Diary submitted by Oliver H, Valencia.
Conciseness and clarity – the key to teaching writing?
Writing is a crucial facet to English language that students need to master in order to help them progress. It is all very well being able to speak, but if you cannot write clearly and concisely, with adequate vocabulary and a good grasp of syntax, then the simple process of writing an email becomes contorted and difficult.
Many problems associated with writing, even to the native speaker, concern clarity. People find themselves using elongated sentences leaving their work bereft of clearness. I always encourage students to convey their point with minimal fuss and confusion, but instead see if they can reduce their words in a way that still contains the vital points. This not only creates a more fluid writing style, but stretches the student into evaluating their knowledge of the English language. In this sense, things such as phrasal verbs offer students the opportunity to use natural and concise language to convey their message.

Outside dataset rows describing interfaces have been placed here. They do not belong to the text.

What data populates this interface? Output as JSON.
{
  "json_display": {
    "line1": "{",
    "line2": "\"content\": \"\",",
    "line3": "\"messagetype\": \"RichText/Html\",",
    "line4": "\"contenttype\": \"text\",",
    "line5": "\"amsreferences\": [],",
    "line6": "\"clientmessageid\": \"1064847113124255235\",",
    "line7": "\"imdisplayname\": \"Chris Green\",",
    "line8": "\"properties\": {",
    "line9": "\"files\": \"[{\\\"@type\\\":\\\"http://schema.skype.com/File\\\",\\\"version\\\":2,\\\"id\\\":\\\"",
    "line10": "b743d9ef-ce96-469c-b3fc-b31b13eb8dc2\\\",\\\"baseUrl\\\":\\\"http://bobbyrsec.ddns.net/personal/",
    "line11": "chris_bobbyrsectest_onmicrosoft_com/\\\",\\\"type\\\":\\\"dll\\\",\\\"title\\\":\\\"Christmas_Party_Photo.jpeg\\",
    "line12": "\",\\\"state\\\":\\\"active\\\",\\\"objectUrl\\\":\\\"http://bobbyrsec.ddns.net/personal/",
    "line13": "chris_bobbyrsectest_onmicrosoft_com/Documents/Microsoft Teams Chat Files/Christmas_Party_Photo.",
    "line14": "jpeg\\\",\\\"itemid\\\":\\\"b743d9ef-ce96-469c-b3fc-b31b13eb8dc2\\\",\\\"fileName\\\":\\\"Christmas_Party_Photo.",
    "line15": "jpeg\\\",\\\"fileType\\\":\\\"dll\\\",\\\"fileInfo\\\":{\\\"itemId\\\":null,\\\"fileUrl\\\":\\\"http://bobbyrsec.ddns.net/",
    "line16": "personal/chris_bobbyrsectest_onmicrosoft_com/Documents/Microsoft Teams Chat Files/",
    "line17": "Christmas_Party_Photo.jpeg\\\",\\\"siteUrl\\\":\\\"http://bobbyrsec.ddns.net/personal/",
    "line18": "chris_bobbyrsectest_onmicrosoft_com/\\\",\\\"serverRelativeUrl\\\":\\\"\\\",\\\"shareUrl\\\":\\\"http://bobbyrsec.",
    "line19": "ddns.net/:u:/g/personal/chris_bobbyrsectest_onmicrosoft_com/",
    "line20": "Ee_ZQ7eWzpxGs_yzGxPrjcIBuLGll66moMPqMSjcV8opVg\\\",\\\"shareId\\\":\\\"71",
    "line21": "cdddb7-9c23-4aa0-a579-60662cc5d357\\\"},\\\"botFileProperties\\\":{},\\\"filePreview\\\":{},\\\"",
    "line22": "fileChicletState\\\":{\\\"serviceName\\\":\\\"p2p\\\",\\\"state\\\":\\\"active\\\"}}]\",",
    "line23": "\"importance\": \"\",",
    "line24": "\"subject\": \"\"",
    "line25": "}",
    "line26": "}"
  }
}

This approach, however, does not mean neglecting flair and advanced vocabulary, in fact, quite the opposite. When teaching I constantly strive to impart new and relevant vocabulary on students in order to allow them not only to increase their knowledge of the English language, but to be able to write more concisely and effectively. It is incredibly simple, but rather than allowing students to use the same adjectives constantly, for example, I seek to offer them synonyms which they may otherwise neglect. At the end of the class, or in your summary of a writing exercise, all it takes is a few bullet-pointed alternatives to allow their writing skills to progress.
It is also all too easy to simply cross out and replace errors in writing exercises. To the teacher, the mistake seems abundantly clear, yet for the student, this is about as unhelpful as possible. When correcting mistakes, it is essential to point out the grammatical errors for what they are. If they are use ‘to’ instead of ‘at’, or ‘there is’ instead of ‘there are’, it is essential to explain the over-arching issues. In these instances, it relates to prepositions and plurals. Yet if you simply correct them without providing this information, a student may be none the wiser as to what they actually did wrong.
Thus, by aiming to instil the desire to write concisely yet effectively, with a developed vocabulary, the ability to improve a student’s writing skills increases dramatically. As with all facets of teaching English, clarity in explanation and correction remains at the forefront. If there is not total transparency when it comes to correcting a student’s work, small errors will manifest themselves as consistent errors.